━━━ INPUT FOR THIS TASK ━━━

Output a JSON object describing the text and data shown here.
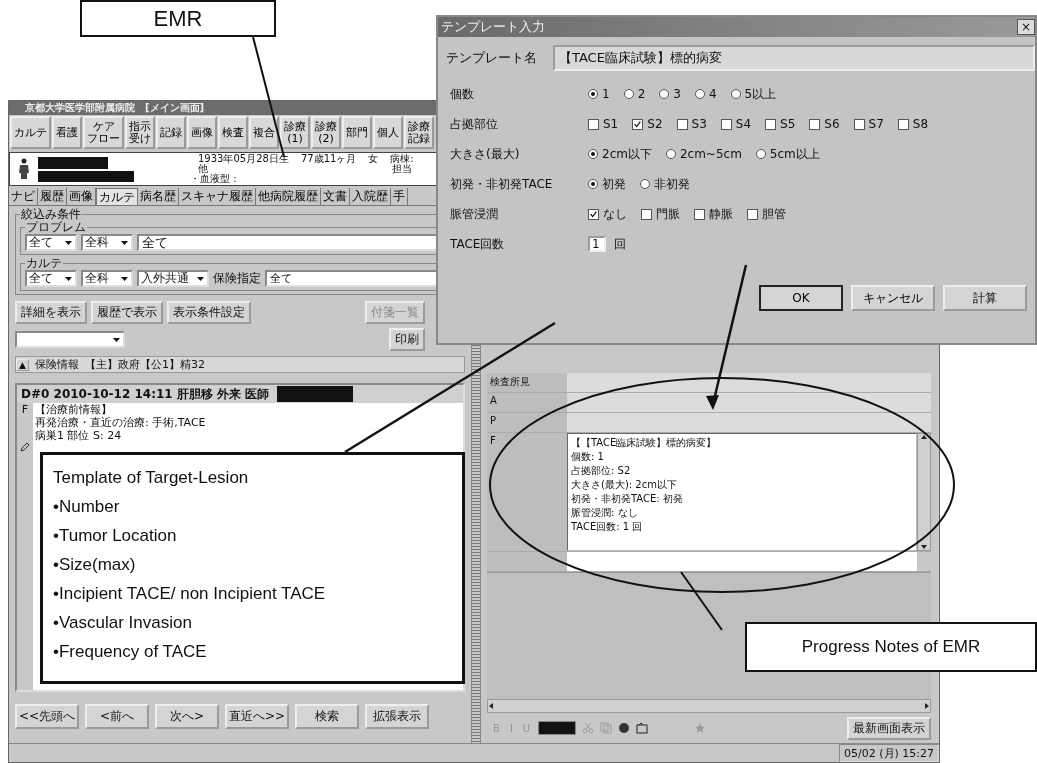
{
  "annotations": {
    "emr_label": "EMR",
    "lesion_callout": {
      "title": "Template of Target-Lesion",
      "items": [
        "•Number",
        "•Tumor Location",
        "•Size(max)",
        "•Incipient TACE/ non Incipient TACE",
        "•Vascular Invasion",
        "•Frequency of TACE"
      ]
    },
    "notes_label": "Progress Notes of EMR"
  },
  "main_window": {
    "title": "京都大学医学部附属病院",
    "subtitle": "[メイン画面]",
    "toolbar": [
      {
        "lines": [
          "カルテ"
        ]
      },
      {
        "lines": [
          "看護"
        ]
      },
      {
        "lines": [
          "ケア",
          "フロー"
        ]
      },
      {
        "lines": [
          "指示",
          "受け"
        ]
      },
      {
        "lines": [
          "記録"
        ]
      },
      {
        "lines": [
          "画像"
        ]
      },
      {
        "lines": [
          "検査"
        ]
      },
      {
        "lines": [
          "複合"
        ]
      },
      {
        "lines": [
          "診療",
          "(1)"
        ]
      },
      {
        "lines": [
          "診療",
          "(2)"
        ]
      },
      {
        "lines": [
          "部門"
        ]
      },
      {
        "lines": [
          "個人"
        ]
      },
      {
        "lines": [
          "診療",
          "記録"
        ]
      }
    ],
    "patient": {
      "birth": "1933年05月28日生",
      "age": "77歳11ヶ月",
      "sex": "女",
      "ward": "病棟:",
      "other": "他",
      "staff": "担当",
      "blood": "・血液型 :"
    },
    "tabs": [
      {
        "label": "ナビ",
        "selected": false
      },
      {
        "label": "履歴",
        "selected": false
      },
      {
        "label": "画像",
        "selected": false
      },
      {
        "label": "カルテ",
        "selected": true
      },
      {
        "label": "病名歴",
        "selected": false
      },
      {
        "label": "スキャナ履歴",
        "selected": false
      },
      {
        "label": "他病院履歴",
        "selected": false
      },
      {
        "label": "文書",
        "selected": false
      },
      {
        "label": "入院歴",
        "selected": false
      },
      {
        "label": "手",
        "selected": false
      }
    ],
    "filter": {
      "legend": "絞込み条件",
      "problem": {
        "legend": "プロブレム",
        "selects": [
          "全て",
          "全科"
        ],
        "field": "全て"
      },
      "karte": {
        "legend": "カルテ",
        "selects": [
          "全て",
          "全科",
          "入外共通"
        ],
        "field_label": "保険指定",
        "field": "全て"
      }
    },
    "view_buttons": [
      {
        "label": "詳細を表示",
        "disabled": false
      },
      {
        "label": "履歴で表示",
        "disabled": false
      },
      {
        "label": "表示条件設定",
        "disabled": false
      },
      {
        "label": "付箋一覧",
        "disabled": true
      }
    ],
    "print_button": "印刷",
    "insurance": {
      "toggle": "▲",
      "label": "保険情報",
      "value": "【主】政府【公1】精32"
    },
    "record": {
      "header": "D#0 2010-10-12 14:11 肝胆移 外来 医師",
      "section": "F",
      "lines": [
        "【治療前情報】",
        "再発治療・直近の治療: 手術,TACE",
        "病巣1 部位 S: 24"
      ]
    },
    "nav_buttons": [
      "<<先頭へ",
      "<前へ",
      "次へ>",
      "直近へ>>",
      "検索",
      "拡張表示"
    ],
    "notes": {
      "rows": [
        {
          "label": "検査所見"
        },
        {
          "label": "A"
        },
        {
          "label": "P"
        },
        {
          "label": "F",
          "lines": [
            "【【TACE臨床試験】標的病変】",
            "個数: 1",
            "占拠部位: S2",
            "大きさ(最大): 2cm以下",
            "初発・非初発TACE: 初発",
            "脈管浸潤: なし",
            "TACE回数: 1 回"
          ]
        }
      ],
      "format_buttons": [
        "B",
        "I",
        "U"
      ],
      "latest_button": "最新画面表示"
    },
    "status_time": "05/02 (月) 15:27"
  },
  "dialog": {
    "title": "テンプレート入力",
    "close": "×",
    "name_label": "テンプレート名",
    "name_value": "【TACE臨床試験】標的病変",
    "fields": [
      {
        "kind": "radio",
        "label": "個数",
        "options": [
          {
            "label": "1",
            "selected": true
          },
          {
            "label": "2",
            "selected": false
          },
          {
            "label": "3",
            "selected": false
          },
          {
            "label": "4",
            "selected": false
          },
          {
            "label": "5以上",
            "selected": false
          }
        ]
      },
      {
        "kind": "checkbox",
        "label": "占拠部位",
        "options": [
          {
            "label": "S1",
            "checked": false
          },
          {
            "label": "S2",
            "checked": true
          },
          {
            "label": "S3",
            "checked": false
          },
          {
            "label": "S4",
            "checked": false
          },
          {
            "label": "S5",
            "checked": false
          },
          {
            "label": "S6",
            "checked": false
          },
          {
            "label": "S7",
            "checked": false
          },
          {
            "label": "S8",
            "checked": false
          }
        ]
      },
      {
        "kind": "radio",
        "label": "大きさ(最大)",
        "options": [
          {
            "label": "2cm以下",
            "selected": true
          },
          {
            "label": "2cm~5cm",
            "selected": false
          },
          {
            "label": "5cm以上",
            "selected": false
          }
        ]
      },
      {
        "kind": "radio",
        "label": "初発・非初発TACE",
        "options": [
          {
            "label": "初発",
            "selected": true
          },
          {
            "label": "非初発",
            "selected": false
          }
        ]
      },
      {
        "kind": "checkbox",
        "label": "脈管浸潤",
        "options": [
          {
            "label": "なし",
            "checked": true
          },
          {
            "label": "門脈",
            "checked": false
          },
          {
            "label": "静脈",
            "checked": false
          },
          {
            "label": "胆管",
            "checked": false
          }
        ]
      },
      {
        "kind": "number",
        "label": "TACE回数",
        "value": "1",
        "unit": "回"
      }
    ],
    "buttons": [
      "OK",
      "キャンセル",
      "計算"
    ]
  }
}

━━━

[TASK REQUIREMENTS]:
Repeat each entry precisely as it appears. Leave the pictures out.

[RESPONSE FOR THIS EXERCISE]:
Output a JSON object describing the text and data shown here.
{
  "annotations": {
    "emr_label": "EMR",
    "lesion_callout": {
      "title": "Template of Target-Lesion",
      "items": [
        "•Number",
        "•Tumor Location",
        "•Size(max)",
        "•Incipient TACE/ non Incipient TACE",
        "•Vascular Invasion",
        "•Frequency of TACE"
      ]
    },
    "notes_label": "Progress Notes of EMR"
  },
  "main_window": {
    "title": "京都大学医学部附属病院",
    "subtitle": "[メイン画面]",
    "toolbar": [
      {
        "lines": [
          "カルテ"
        ]
      },
      {
        "lines": [
          "看護"
        ]
      },
      {
        "lines": [
          "ケア",
          "フロー"
        ]
      },
      {
        "lines": [
          "指示",
          "受け"
        ]
      },
      {
        "lines": [
          "記録"
        ]
      },
      {
        "lines": [
          "画像"
        ]
      },
      {
        "lines": [
          "検査"
        ]
      },
      {
        "lines": [
          "複合"
        ]
      },
      {
        "lines": [
          "診療",
          "(1)"
        ]
      },
      {
        "lines": [
          "診療",
          "(2)"
        ]
      },
      {
        "lines": [
          "部門"
        ]
      },
      {
        "lines": [
          "個人"
        ]
      },
      {
        "lines": [
          "診療",
          "記録"
        ]
      }
    ],
    "patient": {
      "birth": "1933年05月28日生",
      "age": "77歳11ヶ月",
      "sex": "女",
      "ward": "病棟:",
      "other": "他",
      "staff": "担当",
      "blood": "・血液型 :"
    },
    "tabs": [
      {
        "label": "ナビ",
        "selected": false
      },
      {
        "label": "履歴",
        "selected": false
      },
      {
        "label": "画像",
        "selected": false
      },
      {
        "label": "カルテ",
        "selected": true
      },
      {
        "label": "病名歴",
        "selected": false
      },
      {
        "label": "スキャナ履歴",
        "selected": false
      },
      {
        "label": "他病院履歴",
        "selected": false
      },
      {
        "label": "文書",
        "selected": false
      },
      {
        "label": "入院歴",
        "selected": false
      },
      {
        "label": "手",
        "selected": false
      }
    ],
    "filter": {
      "legend": "絞込み条件",
      "problem": {
        "legend": "プロブレム",
        "selects": [
          "全て",
          "全科"
        ],
        "field": "全て"
      },
      "karte": {
        "legend": "カルテ",
        "selects": [
          "全て",
          "全科",
          "入外共通"
        ],
        "field_label": "保険指定",
        "field": "全て"
      }
    },
    "view_buttons": [
      {
        "label": "詳細を表示",
        "disabled": false
      },
      {
        "label": "履歴で表示",
        "disabled": false
      },
      {
        "label": "表示条件設定",
        "disabled": false
      },
      {
        "label": "付箋一覧",
        "disabled": true
      }
    ],
    "print_button": "印刷",
    "insurance": {
      "toggle": "▲",
      "label": "保険情報",
      "value": "【主】政府【公1】精32"
    },
    "record": {
      "header": "D#0 2010-10-12 14:11 肝胆移 外来 医師",
      "section": "F",
      "lines": [
        "【治療前情報】",
        "再発治療・直近の治療: 手術,TACE",
        "病巣1 部位 S: 24"
      ]
    },
    "nav_buttons": [
      "<<先頭へ",
      "<前へ",
      "次へ>",
      "直近へ>>",
      "検索",
      "拡張表示"
    ],
    "notes": {
      "rows": [
        {
          "label": "検査所見"
        },
        {
          "label": "A"
        },
        {
          "label": "P"
        },
        {
          "label": "F",
          "lines": [
            "【【TACE臨床試験】標的病変】",
            "個数: 1",
            "占拠部位: S2",
            "大きさ(最大): 2cm以下",
            "初発・非初発TACE: 初発",
            "脈管浸潤: なし",
            "TACE回数: 1 回"
          ]
        }
      ],
      "format_buttons": [
        "B",
        "I",
        "U"
      ],
      "latest_button": "最新画面表示"
    },
    "status_time": "05/02 (月) 15:27"
  },
  "dialog": {
    "title": "テンプレート入力",
    "close": "×",
    "name_label": "テンプレート名",
    "name_value": "【TACE臨床試験】標的病変",
    "fields": [
      {
        "kind": "radio",
        "label": "個数",
        "options": [
          {
            "label": "1",
            "selected": true
          },
          {
            "label": "2",
            "selected": false
          },
          {
            "label": "3",
            "selected": false
          },
          {
            "label": "4",
            "selected": false
          },
          {
            "label": "5以上",
            "selected": false
          }
        ]
      },
      {
        "kind": "checkbox",
        "label": "占拠部位",
        "options": [
          {
            "label": "S1",
            "checked": false
          },
          {
            "label": "S2",
            "checked": true
          },
          {
            "label": "S3",
            "checked": false
          },
          {
            "label": "S4",
            "checked": false
          },
          {
            "label": "S5",
            "checked": false
          },
          {
            "label": "S6",
            "checked": false
          },
          {
            "label": "S7",
            "checked": false
          },
          {
            "label": "S8",
            "checked": false
          }
        ]
      },
      {
        "kind": "radio",
        "label": "大きさ(最大)",
        "options": [
          {
            "label": "2cm以下",
            "selected": true
          },
          {
            "label": "2cm~5cm",
            "selected": false
          },
          {
            "label": "5cm以上",
            "selected": false
          }
        ]
      },
      {
        "kind": "radio",
        "label": "初発・非初発TACE",
        "options": [
          {
            "label": "初発",
            "selected": true
          },
          {
            "label": "非初発",
            "selected": false
          }
        ]
      },
      {
        "kind": "checkbox",
        "label": "脈管浸潤",
        "options": [
          {
            "label": "なし",
            "checked": true
          },
          {
            "label": "門脈",
            "checked": false
          },
          {
            "label": "静脈",
            "checked": false
          },
          {
            "label": "胆管",
            "checked": false
          }
        ]
      },
      {
        "kind": "number",
        "label": "TACE回数",
        "value": "1",
        "unit": "回"
      }
    ],
    "buttons": [
      "OK",
      "キャンセル",
      "計算"
    ]
  }
}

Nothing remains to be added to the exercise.